The Kirk missive then takes a less decisive turn: “Tell Me What You Think. Should Congress enact the bipartisan tax bill proposed by President Obama and Senate leaders?” The options are yes, no, and I don’t know. The incoming senator concludes: “I will tell you where I stand when I hear from you.”
It’s probably no more than an exercise in making constituents feel like he cares about their opinions, with the possible benefit of beefing up their mailing lists. But it doesn’t read like Profiles in Courage.
A man of faith in a godless age is hitting Americans where it hurts.
Mr. and Mrs. American Spectator Reader, let P.J. O’Rourke talk sense to your kids.
In Britain, defending your property can get you life.
The debacle of this president’s administration is both a cause and a symptom of the decline of American values. Unless Congress impeaches him, that decline will go on unchecked. An eminent jurist surveys the damage and assesses the chances for the recovery of our culture.
It won’t take long for conservatives to scratch this presidential wannabe off their 2008 scorecard.
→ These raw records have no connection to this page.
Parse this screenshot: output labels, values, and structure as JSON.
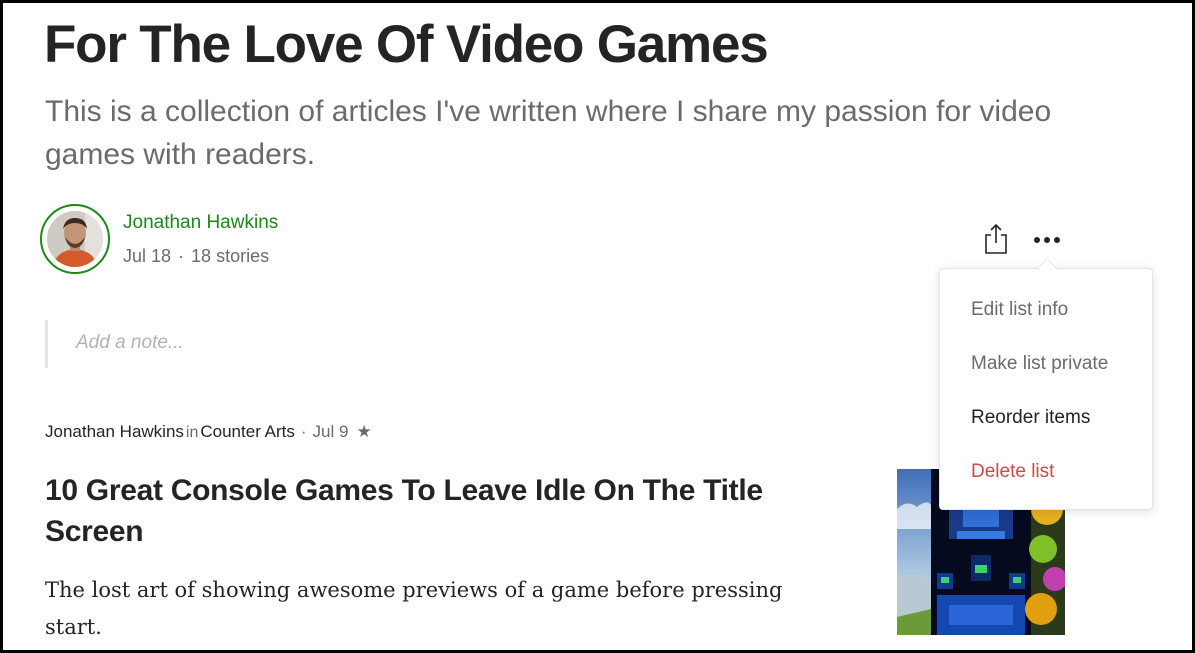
{
  "list": {
    "title": "For The Love Of Video Games",
    "description": "This is a collection of articles I've written where I share my passion for video games with readers.",
    "author": "Jonathan Hawkins",
    "date": "Jul 18",
    "story_count": "18 stories",
    "dot": "·",
    "note_placeholder": "Add a note..."
  },
  "actions": {
    "share_icon": "share-icon",
    "more_icon": "more-icon"
  },
  "menu": {
    "items": [
      {
        "label": "Edit list info"
      },
      {
        "label": "Make list private"
      },
      {
        "label": "Reorder items"
      },
      {
        "label": "Delete list"
      }
    ]
  },
  "article": {
    "author": "Jonathan Hawkins",
    "in": "in",
    "publication": "Counter Arts",
    "dot": "·",
    "date": "Jul 9",
    "star": "★",
    "title": "10 Great Console Games To Leave Idle On The Title Screen",
    "subtitle": "The lost art of showing awesome previews of a game before pressing start."
  },
  "colors": {
    "accent_green": "#1a8917",
    "danger_red": "#c94a4a",
    "text_primary": "#242424",
    "text_secondary": "#6b6b6b"
  }
}
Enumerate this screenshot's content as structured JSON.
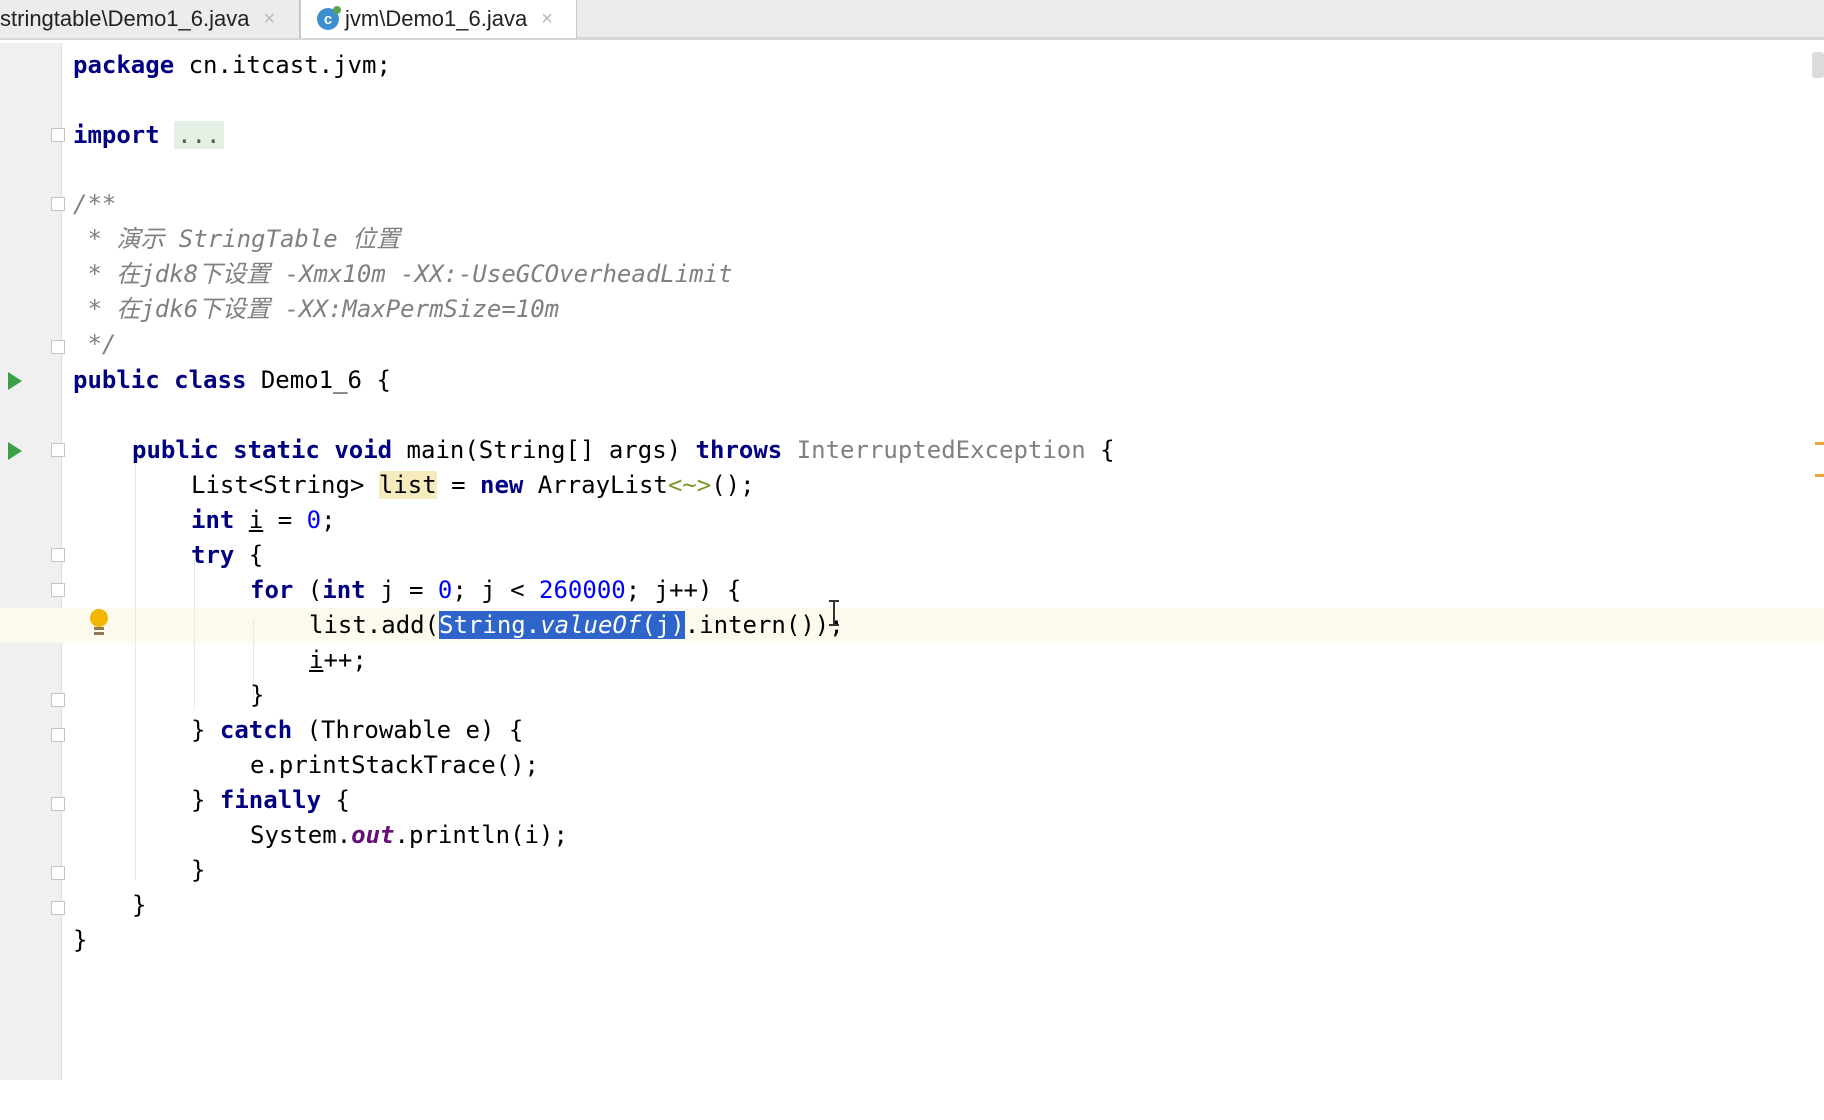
{
  "tabs": [
    {
      "label": "stringtable\\Demo1_6.java",
      "active": false,
      "close": "×"
    },
    {
      "label": "jvm\\Demo1_6.java",
      "active": true,
      "close": "×",
      "icon": "class-icon"
    }
  ],
  "code": {
    "l1": {
      "kw": "package",
      "rest": " cn.itcast.jvm;"
    },
    "l2": {
      "kw": "import",
      "folded": "..."
    },
    "l3": "/**",
    "l4": " * 演示 StringTable 位置",
    "l5": " * 在jdk8下设置 -Xmx10m -XX:-UseGCOverheadLimit",
    "l6": " * 在jdk6下设置 -XX:MaxPermSize=10m",
    "l7": " */",
    "l8": {
      "kw1": "public",
      "kw2": "class",
      "name": " Demo1_6 {"
    },
    "l9": {
      "kw1": "public",
      "kw2": "static",
      "kw3": "void",
      "sig": " main(String[] args) ",
      "throws": "throws",
      "exc": "InterruptedException",
      "tail": " {"
    },
    "l10": {
      "a": "List<String> ",
      "var": "list",
      "b": " = ",
      "kw": "new",
      "c": " ArrayList",
      "diamond": "<~>",
      "d": "();"
    },
    "l11": {
      "kw": "int",
      "var": "i",
      "b": " = ",
      "num": "0",
      "c": ";"
    },
    "l12": {
      "kw": "try",
      "b": " {"
    },
    "l13": {
      "kw": "for",
      "a": " (",
      "kw2": "int",
      "b": " j = ",
      "num1": "0",
      "c": "; j < ",
      "num2": "260000",
      "d": "; j++) {"
    },
    "l14": {
      "a": "list.add(",
      "sel_a": "String.",
      "sel_b": "valueOf",
      "sel_c": "(j)",
      "b": ".intern());"
    },
    "l15": {
      "var": "i",
      "b": "++;"
    },
    "l16": "}",
    "l17": {
      "a": "} ",
      "kw": "catch",
      "b": " (Throwable e) {"
    },
    "l18": "e.printStackTrace();",
    "l19": {
      "a": "} ",
      "kw": "finally",
      "b": " {"
    },
    "l20": {
      "a": "System.",
      "field": "out",
      "b": ".println(i);"
    },
    "l21": "}",
    "l22": "}",
    "l23": "}"
  }
}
The American Christmas, like the songs that celebrate it, makes room for everybody under the rainbow. Is that why so many people seem to be hostile to it?
Was the President done in by the economy, or by the politics of the economy?